Items from a dataset:
——————

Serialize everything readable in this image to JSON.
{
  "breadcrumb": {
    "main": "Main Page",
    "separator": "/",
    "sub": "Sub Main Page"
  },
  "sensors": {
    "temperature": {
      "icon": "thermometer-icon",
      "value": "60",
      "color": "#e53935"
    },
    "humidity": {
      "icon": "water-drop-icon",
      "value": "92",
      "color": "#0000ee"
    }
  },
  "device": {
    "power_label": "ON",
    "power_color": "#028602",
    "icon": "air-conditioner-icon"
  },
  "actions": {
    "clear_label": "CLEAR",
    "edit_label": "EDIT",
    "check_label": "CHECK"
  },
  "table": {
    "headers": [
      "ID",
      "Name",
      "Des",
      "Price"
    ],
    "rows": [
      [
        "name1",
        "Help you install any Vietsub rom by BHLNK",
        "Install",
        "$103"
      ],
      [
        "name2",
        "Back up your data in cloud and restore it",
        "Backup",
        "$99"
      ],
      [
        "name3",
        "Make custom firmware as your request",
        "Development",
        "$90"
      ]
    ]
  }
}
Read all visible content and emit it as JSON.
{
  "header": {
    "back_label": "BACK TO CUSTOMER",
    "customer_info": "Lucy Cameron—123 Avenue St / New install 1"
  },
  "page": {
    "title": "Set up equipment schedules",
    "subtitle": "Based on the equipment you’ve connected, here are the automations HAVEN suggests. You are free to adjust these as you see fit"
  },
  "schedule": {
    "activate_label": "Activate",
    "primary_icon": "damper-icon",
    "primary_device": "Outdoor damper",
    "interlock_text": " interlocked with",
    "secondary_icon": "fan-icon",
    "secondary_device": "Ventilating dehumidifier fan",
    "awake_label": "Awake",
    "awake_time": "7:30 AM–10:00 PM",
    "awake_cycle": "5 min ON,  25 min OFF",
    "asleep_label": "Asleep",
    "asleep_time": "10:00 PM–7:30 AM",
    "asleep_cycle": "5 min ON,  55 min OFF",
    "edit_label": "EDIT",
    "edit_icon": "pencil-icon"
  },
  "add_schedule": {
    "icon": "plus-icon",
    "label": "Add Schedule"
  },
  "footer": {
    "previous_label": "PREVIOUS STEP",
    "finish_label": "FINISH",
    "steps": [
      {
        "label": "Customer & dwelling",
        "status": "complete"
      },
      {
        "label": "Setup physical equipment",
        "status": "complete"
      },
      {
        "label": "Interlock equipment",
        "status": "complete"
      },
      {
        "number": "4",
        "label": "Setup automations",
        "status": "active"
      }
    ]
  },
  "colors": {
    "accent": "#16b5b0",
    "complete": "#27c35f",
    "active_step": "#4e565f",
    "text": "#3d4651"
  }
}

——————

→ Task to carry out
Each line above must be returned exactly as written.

→ Reply
Serialize everything readable in this image to JSON.
{
  "breadcrumb": {
    "main": "Main Page",
    "separator": "/",
    "sub": "Sub Main Page"
  },
  "sensors": {
    "temperature": {
      "icon": "thermometer-icon",
      "value": "60",
      "color": "#e53935"
    },
    "humidity": {
      "icon": "water-drop-icon",
      "value": "92",
      "color": "#0000ee"
    }
  },
  "device": {
    "power_label": "ON",
    "power_color": "#028602",
    "icon": "air-conditioner-icon"
  },
  "actions": {
    "clear_label": "CLEAR",
    "edit_label": "EDIT",
    "check_label": "CHECK"
  },
  "table": {
    "headers": [
      "ID",
      "Name",
      "Des",
      "Price"
    ],
    "rows": [
      [
        "name1",
        "Help you install any Vietsub rom by BHLNK",
        "Install",
        "$103"
      ],
      [
        "name2",
        "Back up your data in cloud and restore it",
        "Backup",
        "$99"
      ],
      [
        "name3",
        "Make custom firmware as your request",
        "Development",
        "$90"
      ]
    ]
  }
}
Read all visible content and emit it as JSON.
{
  "header": {
    "back_label": "BACK TO CUSTOMER",
    "customer_info": "Lucy Cameron—123 Avenue St / New install 1"
  },
  "page": {
    "title": "Set up equipment schedules",
    "subtitle": "Based on the equipment you’ve connected, here are the automations HAVEN suggests. You are free to adjust these as you see fit"
  },
  "schedule": {
    "activate_label": "Activate",
    "primary_icon": "damper-icon",
    "primary_device": "Outdoor damper",
    "interlock_text": " interlocked with",
    "secondary_icon": "fan-icon",
    "secondary_device": "Ventilating dehumidifier fan",
    "awake_label": "Awake",
    "awake_time": "7:30 AM–10:00 PM",
    "awake_cycle": "5 min ON,  25 min OFF",
    "asleep_label": "Asleep",
    "asleep_time": "10:00 PM–7:30 AM",
    "asleep_cycle": "5 min ON,  55 min OFF",
    "edit_label": "EDIT",
    "edit_icon": "pencil-icon"
  },
  "add_schedule": {
    "icon": "plus-icon",
    "label": "Add Schedule"
  },
  "footer": {
    "previous_label": "PREVIOUS STEP",
    "finish_label": "FINISH",
    "steps": [
      {
        "label": "Customer & dwelling",
        "status": "complete"
      },
      {
        "label": "Setup physical equipment",
        "status": "complete"
      },
      {
        "label": "Interlock equipment",
        "status": "complete"
      },
      {
        "number": "4",
        "label": "Setup automations",
        "status": "active"
      }
    ]
  },
  "colors": {
    "accent": "#16b5b0",
    "complete": "#27c35f",
    "active_step": "#4e565f",
    "text": "#3d4651"
  }
}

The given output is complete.